--- AVAILABLE RECORDS Enclosed Below ---

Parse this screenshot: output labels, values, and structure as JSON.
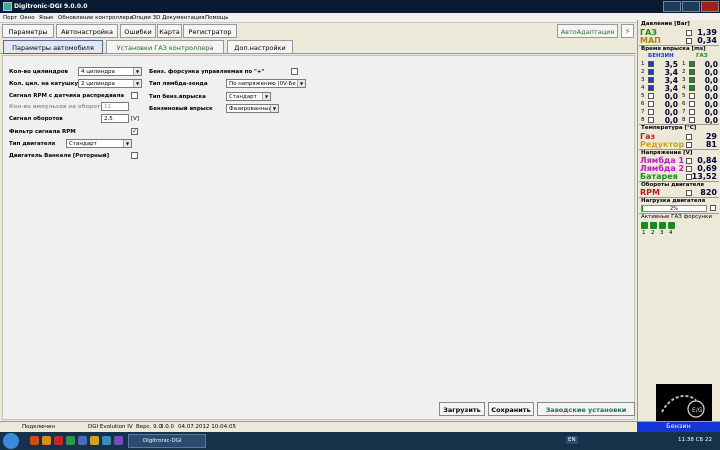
{
  "window": {
    "title": "Digitronic-DGI 9.0.0.0"
  },
  "menu": [
    "Порт",
    "Окно",
    "Язык",
    "Обновление контроллера",
    "Опции 3D",
    "Документация",
    "Помощь"
  ],
  "tabs": [
    "Параметры",
    "Автонастройка",
    "Ошибки",
    "Карта",
    "Регистратор"
  ],
  "auto_adapt": "АвтоАдаптация",
  "flash_icon": "lightning-icon",
  "subtabs": [
    "Параметры автомобиля",
    "Установки ГАЗ контроллера",
    "Доп.настройки"
  ],
  "form_left": {
    "cylinders_label": "Кол-во цилиндров",
    "cylinders_value": "4 цилиндра",
    "coil_label": "Кол. цил. на катушку",
    "coil_value": "2 цилиндра",
    "rpm_signal_label": "Сигнал RPM с датчика распредвала",
    "pulses_label": "Кол-во импульсов на оборот",
    "pulses_value": "12",
    "rpm_voltage_label": "Сигнал оборотов",
    "rpm_voltage_value": "2,5",
    "rpm_voltage_unit": "[V]",
    "rpm_filter_label": "Фильтр сигнала RPM",
    "engine_type_label": "Тип двигателя",
    "engine_type_value": "Стандарт",
    "wankel_label": "Двигатель Ванкеля [Роторный]"
  },
  "form_right": {
    "injector_label": "Бенз. форсунка управляемая по \"+\"",
    "lambda_type_label": "Тип лямбда-зонда",
    "lambda_type_value": "По напряжению (0V-Бе",
    "fuel_type_label": "Тип бенз.впрыска",
    "fuel_type_value": "Стандарт",
    "injection_label": "Бензиновый впрыск",
    "injection_value": "Фазированный"
  },
  "buttons": {
    "load": "Загрузить",
    "save": "Сохранить",
    "factory": "Заводские установки"
  },
  "side": {
    "pressure_header": "Давление [Bar]",
    "gas_label": "ГАЗ",
    "gas_value": "1,39",
    "map_label": "МАП",
    "map_value": "0,34",
    "inj_header": "Время впрыска [ms]",
    "benzin_col": "БЕНЗИН",
    "gaz_col": "ГАЗ",
    "injectors": [
      {
        "n": "1",
        "b": "3,5",
        "g": "0,0"
      },
      {
        "n": "2",
        "b": "3,4",
        "g": "0,0"
      },
      {
        "n": "3",
        "b": "3,4",
        "g": "0,0"
      },
      {
        "n": "4",
        "b": "3,4",
        "g": "0,0"
      },
      {
        "n": "5",
        "b": "0,0",
        "g": "0,0"
      },
      {
        "n": "6",
        "b": "0,0",
        "g": "0,0"
      },
      {
        "n": "7",
        "b": "0,0",
        "g": "0,0"
      },
      {
        "n": "8",
        "b": "0,0",
        "g": "0,0"
      }
    ],
    "temp_header": "Температура [°C]",
    "temp_gas_label": "Газ",
    "temp_gas_value": "29",
    "temp_red_label": "Редуктор",
    "temp_red_value": "81",
    "volt_header": "Напряжение [V]",
    "lambda1_label": "Лямбда 1",
    "lambda1_value": "0,84",
    "lambda2_label": "Лямбда 2",
    "lambda2_value": "0,69",
    "battery_label": "Батарея",
    "battery_value": "13,52",
    "rpm_header": "Обороты двигателя",
    "rpm_label": "RPM",
    "rpm_value": "820",
    "load_header": "Нагрузка двигателя",
    "load_value": "2%",
    "active_header": "Активные ГАЗ форсунки",
    "active": [
      "1",
      "2",
      "3",
      "4"
    ]
  },
  "status": {
    "connected": "Подключен",
    "device": "DGI Evolution IV",
    "version": "Верс. 9.0",
    "fw": "3.0.0",
    "date": "04.07.2012 10:04:05"
  },
  "fuel_mode": "Бензин",
  "taskbar": {
    "task": "Digitronic-DGI",
    "lang": "EN",
    "clock": "11:38 СБ 22"
  }
}
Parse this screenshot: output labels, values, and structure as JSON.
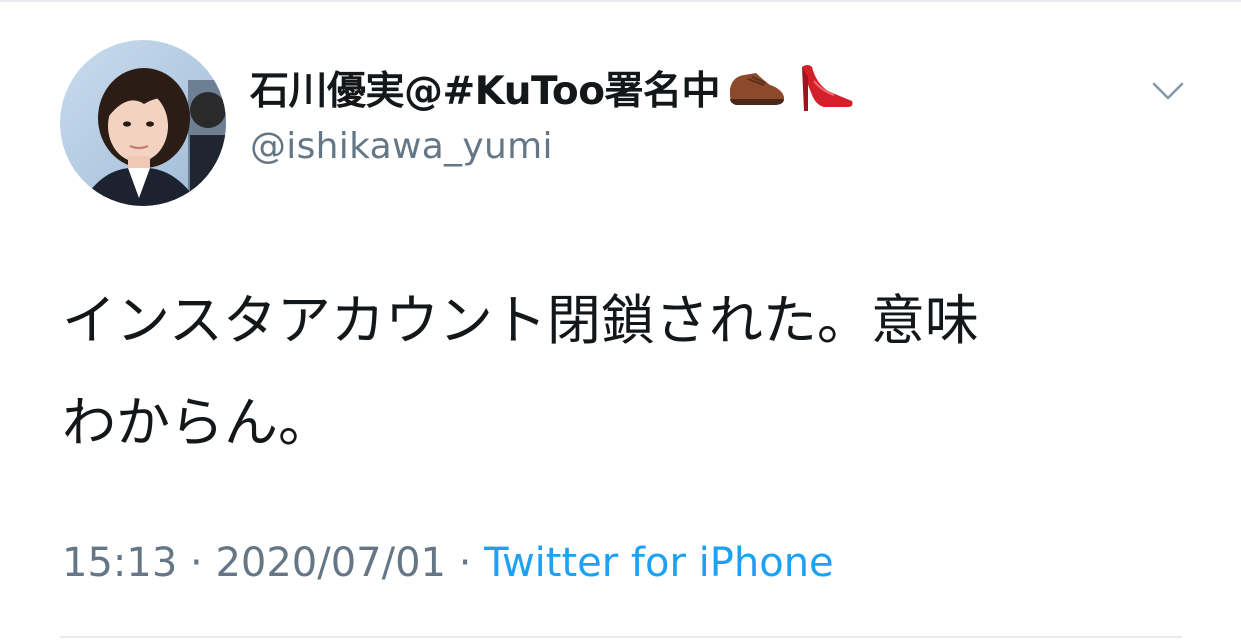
{
  "tweet": {
    "display_name": "石川優実@#KuToo署名中",
    "name_emojis": [
      "mans-shoe-icon",
      "high-heel-icon"
    ],
    "handle": "@ishikawa_yumi",
    "text": "インスタアカウント閉鎖された。意味\nわからん。",
    "time": "15:13",
    "separator": " · ",
    "date": "2020/07/01",
    "source": "Twitter for iPhone",
    "caret_icon": "chevron-down-icon"
  },
  "colors": {
    "text_primary": "#14171a",
    "text_secondary": "#657786",
    "link": "#1da1f2",
    "divider": "#e6ecf0"
  }
}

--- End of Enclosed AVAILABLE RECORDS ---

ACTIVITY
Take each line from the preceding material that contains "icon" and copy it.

EXERCISE ANSWER
  "flash_icon": "lightning-icon",
      "mans-shoe-icon",
      "high-heel-icon"
    "caret_icon": "chevron-down-icon"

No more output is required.